The Triangle Water Polo Club, which runs the league, believes the addition of Planter’s Walk this summer and more TSA teams in the future will help youth water polo expand in popularity around the Triangle.
Scott Ennis, TWPC president, noted that adding a neighborhood team to the league was the main goal for this year. “Having a community pool come into the league and field a team … is going to be huge,” Ennis said.
The sport itself integrates aspects of basketball and soccer in with swimming. The success of the TSA, which has grown to 82 teams and more than 10,000 participants over the past 43 years, provides inspiration to Ennis about the future of water polo in Wake County.
“The TSA is a model,” he said. “We would love to have 10 or 15 or 20 community pools field teams.”

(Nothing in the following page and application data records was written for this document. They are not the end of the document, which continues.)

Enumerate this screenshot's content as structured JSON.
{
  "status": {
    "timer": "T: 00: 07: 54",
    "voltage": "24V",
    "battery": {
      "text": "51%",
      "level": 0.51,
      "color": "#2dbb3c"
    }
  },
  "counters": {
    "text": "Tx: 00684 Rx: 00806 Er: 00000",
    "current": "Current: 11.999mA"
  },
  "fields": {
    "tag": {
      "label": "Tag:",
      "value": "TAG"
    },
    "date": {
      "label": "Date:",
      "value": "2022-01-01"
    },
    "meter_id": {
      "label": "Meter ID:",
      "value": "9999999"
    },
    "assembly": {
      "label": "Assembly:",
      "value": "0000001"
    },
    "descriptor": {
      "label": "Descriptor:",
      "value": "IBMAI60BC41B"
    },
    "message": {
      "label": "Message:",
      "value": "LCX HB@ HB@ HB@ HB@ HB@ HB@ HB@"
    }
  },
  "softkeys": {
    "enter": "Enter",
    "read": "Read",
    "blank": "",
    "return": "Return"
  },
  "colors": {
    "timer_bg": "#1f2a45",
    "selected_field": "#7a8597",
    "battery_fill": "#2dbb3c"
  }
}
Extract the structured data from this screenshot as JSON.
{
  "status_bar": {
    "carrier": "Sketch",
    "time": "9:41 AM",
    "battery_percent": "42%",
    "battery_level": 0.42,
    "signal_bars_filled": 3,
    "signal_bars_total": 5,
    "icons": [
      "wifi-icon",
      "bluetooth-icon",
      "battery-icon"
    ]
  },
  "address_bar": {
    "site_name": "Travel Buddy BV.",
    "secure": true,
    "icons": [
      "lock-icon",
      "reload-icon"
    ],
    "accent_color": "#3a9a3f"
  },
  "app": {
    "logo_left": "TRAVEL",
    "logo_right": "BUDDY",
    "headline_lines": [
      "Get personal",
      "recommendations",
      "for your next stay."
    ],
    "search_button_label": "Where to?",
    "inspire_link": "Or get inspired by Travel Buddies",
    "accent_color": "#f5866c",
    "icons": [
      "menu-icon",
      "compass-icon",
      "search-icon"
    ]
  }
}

The team at Planter’s Walk is already attracting attention to the point that Walker is considering the possibility of additional teams, each composed of seven starters and several substitutes.
“We have one team well-stocked,” he said. “We are hoping for more, so we can field multiple teams.”
The rain held off long enough for a full practice on Thursday, helping the team members in attendance work on their newly-learned water polo techniques.
Walker paced the side of the pool, whistle never leaving his mouth, as pairs practiced swimming with and without the ball. At each shriek of the whistle, the freestyle swimmer passed the ball across a lane rope to the backstroke swimmer. Over time, the pass was caught one-handed with more and more frequency.
The Planter’s Walk water polo team for the first time was making headway.
“We are really excited,” Walker said. “It should be really fun for the kids.”